▸ **DIRECTIONS FOR THIS TASK**: Pictures aside, can you reproduce the records word for word?

+ + + + + + +

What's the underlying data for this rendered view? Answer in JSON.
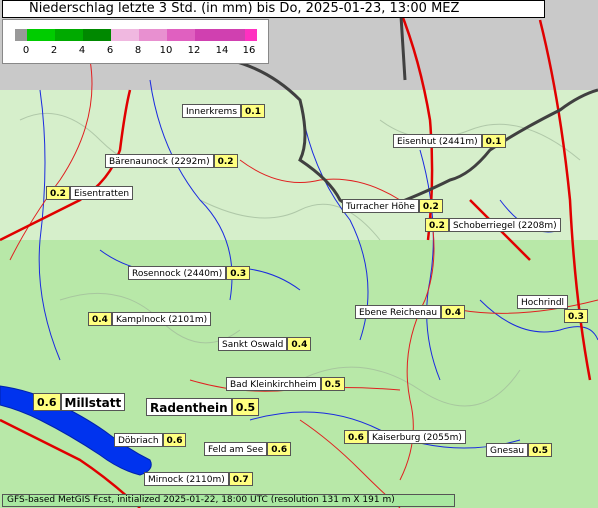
{
  "title": "Niederschlag letzte 3 Std. (in mm) bis Do, 2025-01-23, 13:00 MEZ",
  "legend": {
    "ticks": [
      "0",
      "2",
      "4",
      "6",
      "8",
      "10",
      "12",
      "14",
      "16"
    ],
    "colors": [
      "#00cc00",
      "#00aa00",
      "#008800",
      "#f0b8e0",
      "#e890d0",
      "#e060c0",
      "#d040b0"
    ]
  },
  "places": [
    {
      "name": "Innerkrems",
      "value": "0.1"
    },
    {
      "name": "Bärenaunock (2292m)",
      "value": "0.2"
    },
    {
      "name": "Eisenhut (2441m)",
      "value": "0.1"
    },
    {
      "name": "Eisentratten",
      "value": "0.2"
    },
    {
      "name": "Turracher Höhe",
      "value": "0.2"
    },
    {
      "name": "Schoberriegel (2208m)",
      "value": "0.2"
    },
    {
      "name": "Rosennock (2440m)",
      "value": "0.3"
    },
    {
      "name": "Hochrindl",
      "value": "0.3"
    },
    {
      "name": "Ebene Reichenau",
      "value": "0.4"
    },
    {
      "name": "Kamplnock (2101m)",
      "value": "0.4"
    },
    {
      "name": "Sankt Oswald",
      "value": "0.4"
    },
    {
      "name": "Bad Kleinkirchheim",
      "value": "0.5"
    },
    {
      "name": "Millstatt",
      "value": "0.6"
    },
    {
      "name": "Radenthein",
      "value": "0.5"
    },
    {
      "name": "Döbriach",
      "value": "0.6"
    },
    {
      "name": "Feld am See",
      "value": "0.6"
    },
    {
      "name": "Kaiserburg (2055m)",
      "value": "0.6"
    },
    {
      "name": "Gnesau",
      "value": "0.5"
    },
    {
      "name": "Mirnock (2110m)",
      "value": "0.7"
    }
  ],
  "footer": "GFS-based MetGIS Fcst, initialized 2025-01-22, 18:00 UTC  (resolution 131 m X 191 m)"
}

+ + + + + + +

▸ **OUTPUT OF THE TASK**:
What's the underlying data for this rendered view? Answer in JSON.
{
  "title": "Niederschlag letzte 3 Std. (in mm) bis Do, 2025-01-23, 13:00 MEZ",
  "legend": {
    "ticks": [
      "0",
      "2",
      "4",
      "6",
      "8",
      "10",
      "12",
      "14",
      "16"
    ],
    "colors": [
      "#00cc00",
      "#00aa00",
      "#008800",
      "#f0b8e0",
      "#e890d0",
      "#e060c0",
      "#d040b0"
    ]
  },
  "places": [
    {
      "name": "Innerkrems",
      "value": "0.1"
    },
    {
      "name": "Bärenaunock (2292m)",
      "value": "0.2"
    },
    {
      "name": "Eisenhut (2441m)",
      "value": "0.1"
    },
    {
      "name": "Eisentratten",
      "value": "0.2"
    },
    {
      "name": "Turracher Höhe",
      "value": "0.2"
    },
    {
      "name": "Schoberriegel (2208m)",
      "value": "0.2"
    },
    {
      "name": "Rosennock (2440m)",
      "value": "0.3"
    },
    {
      "name": "Hochrindl",
      "value": "0.3"
    },
    {
      "name": "Ebene Reichenau",
      "value": "0.4"
    },
    {
      "name": "Kamplnock (2101m)",
      "value": "0.4"
    },
    {
      "name": "Sankt Oswald",
      "value": "0.4"
    },
    {
      "name": "Bad Kleinkirchheim",
      "value": "0.5"
    },
    {
      "name": "Millstatt",
      "value": "0.6"
    },
    {
      "name": "Radenthein",
      "value": "0.5"
    },
    {
      "name": "Döbriach",
      "value": "0.6"
    },
    {
      "name": "Feld am See",
      "value": "0.6"
    },
    {
      "name": "Kaiserburg (2055m)",
      "value": "0.6"
    },
    {
      "name": "Gnesau",
      "value": "0.5"
    },
    {
      "name": "Mirnock (2110m)",
      "value": "0.7"
    }
  ],
  "footer": "GFS-based MetGIS Fcst, initialized 2025-01-22, 18:00 UTC  (resolution 131 m X 191 m)"
}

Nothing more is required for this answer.